> [What you need to do] Whenever a line in the records below contains "Colby", pick it out.

> [Data for analysis]
---+---

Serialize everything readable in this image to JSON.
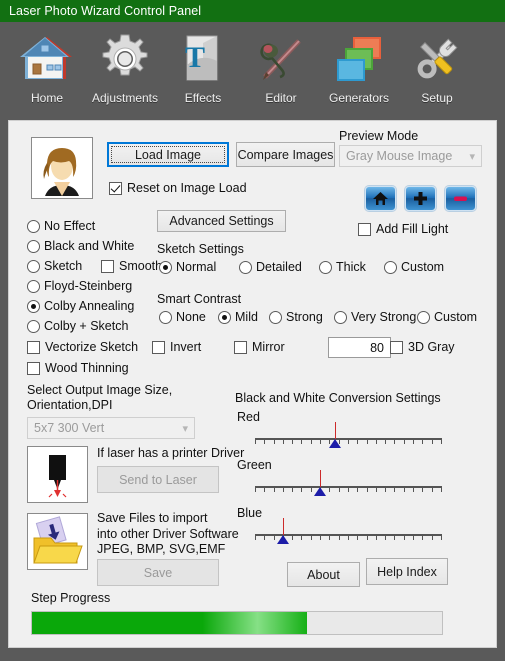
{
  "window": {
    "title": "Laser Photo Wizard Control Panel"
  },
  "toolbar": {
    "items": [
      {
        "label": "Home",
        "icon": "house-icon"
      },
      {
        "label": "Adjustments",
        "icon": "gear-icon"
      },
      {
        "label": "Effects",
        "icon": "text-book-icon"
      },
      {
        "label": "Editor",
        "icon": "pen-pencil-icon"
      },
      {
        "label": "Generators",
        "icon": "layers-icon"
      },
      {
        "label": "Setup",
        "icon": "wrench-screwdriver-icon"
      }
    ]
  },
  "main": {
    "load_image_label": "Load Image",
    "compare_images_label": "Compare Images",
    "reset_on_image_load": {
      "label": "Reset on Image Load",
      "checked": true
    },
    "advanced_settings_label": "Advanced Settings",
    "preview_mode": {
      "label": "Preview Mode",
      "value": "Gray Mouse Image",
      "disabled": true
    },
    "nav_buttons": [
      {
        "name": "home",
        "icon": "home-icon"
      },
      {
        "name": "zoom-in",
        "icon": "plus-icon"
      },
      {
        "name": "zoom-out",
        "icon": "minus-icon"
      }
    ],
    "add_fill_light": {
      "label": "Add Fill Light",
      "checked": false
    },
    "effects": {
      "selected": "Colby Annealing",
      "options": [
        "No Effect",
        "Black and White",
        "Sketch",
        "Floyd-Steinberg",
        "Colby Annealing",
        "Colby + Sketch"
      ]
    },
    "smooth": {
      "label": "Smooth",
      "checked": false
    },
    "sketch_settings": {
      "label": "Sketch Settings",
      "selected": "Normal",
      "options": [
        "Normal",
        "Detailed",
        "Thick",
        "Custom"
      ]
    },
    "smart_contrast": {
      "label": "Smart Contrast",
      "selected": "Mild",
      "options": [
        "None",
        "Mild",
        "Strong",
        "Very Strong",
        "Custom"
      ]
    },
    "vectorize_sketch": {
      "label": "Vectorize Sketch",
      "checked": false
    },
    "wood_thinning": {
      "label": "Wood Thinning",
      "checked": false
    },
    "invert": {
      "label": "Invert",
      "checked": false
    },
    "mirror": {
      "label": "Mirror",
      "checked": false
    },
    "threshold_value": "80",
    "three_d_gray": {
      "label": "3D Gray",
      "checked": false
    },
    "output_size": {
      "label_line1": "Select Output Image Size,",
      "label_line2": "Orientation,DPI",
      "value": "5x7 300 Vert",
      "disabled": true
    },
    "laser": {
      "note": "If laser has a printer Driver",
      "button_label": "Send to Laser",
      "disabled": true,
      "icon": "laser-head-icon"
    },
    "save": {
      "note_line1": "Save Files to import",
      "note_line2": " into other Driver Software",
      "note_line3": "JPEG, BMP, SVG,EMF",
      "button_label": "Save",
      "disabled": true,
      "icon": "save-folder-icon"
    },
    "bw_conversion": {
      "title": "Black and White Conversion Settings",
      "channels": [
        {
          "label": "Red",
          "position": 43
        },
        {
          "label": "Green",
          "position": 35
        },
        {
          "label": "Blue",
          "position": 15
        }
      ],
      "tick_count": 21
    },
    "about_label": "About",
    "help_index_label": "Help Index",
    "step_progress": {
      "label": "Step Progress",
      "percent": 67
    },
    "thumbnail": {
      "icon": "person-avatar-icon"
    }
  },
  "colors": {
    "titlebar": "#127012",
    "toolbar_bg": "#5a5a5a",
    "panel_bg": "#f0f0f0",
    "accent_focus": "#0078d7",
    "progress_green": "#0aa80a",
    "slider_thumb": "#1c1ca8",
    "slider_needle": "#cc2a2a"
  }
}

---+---

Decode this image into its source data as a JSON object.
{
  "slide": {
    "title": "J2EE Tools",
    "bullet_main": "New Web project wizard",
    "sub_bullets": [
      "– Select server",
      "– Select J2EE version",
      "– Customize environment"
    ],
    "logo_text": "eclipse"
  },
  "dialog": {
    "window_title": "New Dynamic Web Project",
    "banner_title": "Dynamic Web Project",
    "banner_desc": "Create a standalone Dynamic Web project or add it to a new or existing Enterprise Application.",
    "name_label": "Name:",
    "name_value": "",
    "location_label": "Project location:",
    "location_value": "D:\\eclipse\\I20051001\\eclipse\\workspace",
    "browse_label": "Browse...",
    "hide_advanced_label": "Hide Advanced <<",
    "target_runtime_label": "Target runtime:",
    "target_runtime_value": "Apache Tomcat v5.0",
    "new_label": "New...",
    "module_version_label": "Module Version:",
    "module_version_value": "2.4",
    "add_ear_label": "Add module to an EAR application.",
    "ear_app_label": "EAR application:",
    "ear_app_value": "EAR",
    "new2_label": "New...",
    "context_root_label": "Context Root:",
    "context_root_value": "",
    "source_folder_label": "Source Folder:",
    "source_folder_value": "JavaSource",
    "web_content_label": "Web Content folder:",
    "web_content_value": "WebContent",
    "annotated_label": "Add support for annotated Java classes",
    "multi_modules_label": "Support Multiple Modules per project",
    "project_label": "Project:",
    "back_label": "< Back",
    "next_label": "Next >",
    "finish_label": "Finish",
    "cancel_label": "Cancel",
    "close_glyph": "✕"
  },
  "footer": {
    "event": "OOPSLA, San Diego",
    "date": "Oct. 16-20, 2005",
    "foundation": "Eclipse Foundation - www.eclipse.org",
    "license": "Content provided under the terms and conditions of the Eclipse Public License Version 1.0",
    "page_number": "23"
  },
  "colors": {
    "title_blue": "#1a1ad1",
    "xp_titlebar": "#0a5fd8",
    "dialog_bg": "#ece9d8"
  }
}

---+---

> [Worked solution]
      "selected": "Colby Annealing",
        "Colby Annealing",
        "Colby + Sketch"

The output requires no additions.